ICT solutions for SDGs: Women entrepreneurs and innovators

22 Mar 2018 16:30h - 18:15h

Event report

[Read more session reports from the WSIS Forum 2018]

The moderator, Ms Cíntia Pino, head of marketing and external relations, Horyou, spoke briefly about her organisation, which is a social network for social good where everyone can share content and ensure that their personal data is kept private as opposed to traditional media. On how information and communications technology (ICT) can promote gender equality and possible solutions, she mentioned that ICTs can make a good contribution to diversity. Pino shared some statistics from Uber, which showed that women make 10% less profit than men. She attributed this to many factors like not using certain routes because of safety or taking time off to care for families.

Ms Gitanjali Sah, policy analysis, WSIS and the International Telecommunication Union (ITU), stated that gender mainstreaming and equality is an important WSIS process, which is now being integrated across all 11 action lines. She highlighted two ITU initiatives: EQUALS, the global partnership for gender equality in the digital age, and SheTrades, an online platform that connects women entrepreneurs to buyers and sellers. She challenged panellists and participants to come up with a challenge on gender and ICTs for the 2019 WSIS forum.

Dr Patricia Sigam, CEO, digitalMedLab, stated that she was inspired to join the technical field because many technical people she met always offered solutions, hence she was convinced that technology could solve problems that confront people every day. Growing up in an African family of seven children with only one boy, she mentioned that gender inequality only became a reality at university when she discovered that there were fewer women in her class. The technical field was even worse. She encouraged women to use the advantage of being women to create change.

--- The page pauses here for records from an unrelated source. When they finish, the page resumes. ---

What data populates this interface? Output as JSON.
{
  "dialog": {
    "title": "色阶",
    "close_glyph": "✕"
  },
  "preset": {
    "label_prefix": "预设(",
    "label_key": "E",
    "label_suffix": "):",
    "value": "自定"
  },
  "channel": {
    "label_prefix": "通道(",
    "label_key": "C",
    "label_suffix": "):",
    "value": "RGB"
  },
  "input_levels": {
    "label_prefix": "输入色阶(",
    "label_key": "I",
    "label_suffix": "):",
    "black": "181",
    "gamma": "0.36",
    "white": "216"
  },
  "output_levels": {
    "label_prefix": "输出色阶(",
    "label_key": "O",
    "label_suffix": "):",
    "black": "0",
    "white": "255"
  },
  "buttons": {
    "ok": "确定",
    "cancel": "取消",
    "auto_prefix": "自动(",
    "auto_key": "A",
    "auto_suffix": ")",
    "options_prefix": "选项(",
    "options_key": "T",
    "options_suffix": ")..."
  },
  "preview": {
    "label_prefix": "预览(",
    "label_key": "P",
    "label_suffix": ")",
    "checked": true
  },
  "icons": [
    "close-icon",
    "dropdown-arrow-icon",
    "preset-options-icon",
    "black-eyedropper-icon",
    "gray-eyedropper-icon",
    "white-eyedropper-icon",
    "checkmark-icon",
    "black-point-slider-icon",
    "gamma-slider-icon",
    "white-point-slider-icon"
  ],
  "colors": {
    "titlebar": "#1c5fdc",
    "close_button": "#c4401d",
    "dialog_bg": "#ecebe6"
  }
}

Ms Taissa Thierry Chaves, founder of Women in Digital, highlighted the need for diversity as studies show that diverse teams perform better. She noted, however, that about 6% of conference speakers are women, a challenge that needs to be addressed. Thierry Chaves believes that role models (both female and male) are important, especially for students in schools because young people can have someone to look up to and be guided by in their career choices, something lacking in her school days.

Ms Sonja Betschart, cofounder of WeRobotics, whose organisation addresses the issue of robotics technology by trading local capacity and solutions for social good, acknowledged that technology is a great tool, citing examples of solutions for leadership monitoring and managing diversity. Betschart agreed with Thierry Chaves that diversity is an advantage as it brings people with different profiles together, who can then complement each other and deliver even better. She noted that emotion and intuition are missing in the technology sector.

Ms Marie Debombourg, COO of WeCan.Fund, encouraged women to stand out and take advantage of situations that take them to higher levels. ‘If you like your work, your passion gives you the ability to make technologies efficient,’ she said, while adding that passion is a useful tool.

Speaking remotely, Ms Trisha Shetty, founder of SheSays, was inspired to found her organisation because there was no information available online about sexual harassment or how to get help. She encouraged women to speak up unapologetically and demand accountability and equal representation, while celebrating the voices of women who are speaking up. She shared statistics from India, which show 22.8% women representation in national parliament.

Also speaking remotely, Ms Anita Klasanova, founder of Food by Anita and Roo Brands, emphasised the need for women to speak up and ask when they have to. She noted that many times women have to prove themselves, something that men do not have to do. She encouraged women and men to work together as men may sometimes not have had experiences of working with women. She also called for change in solutions noting, ‘When you do the same thing, you get the same result.’

Responding to a question from a participant about failures, Betschart admitted that she had failed many times, but the failures had helped her choose the right people. Sigam agreed and added that learning through failure is not a women’s issue but an entrepreneurship and human issue.



By Sarah Kiden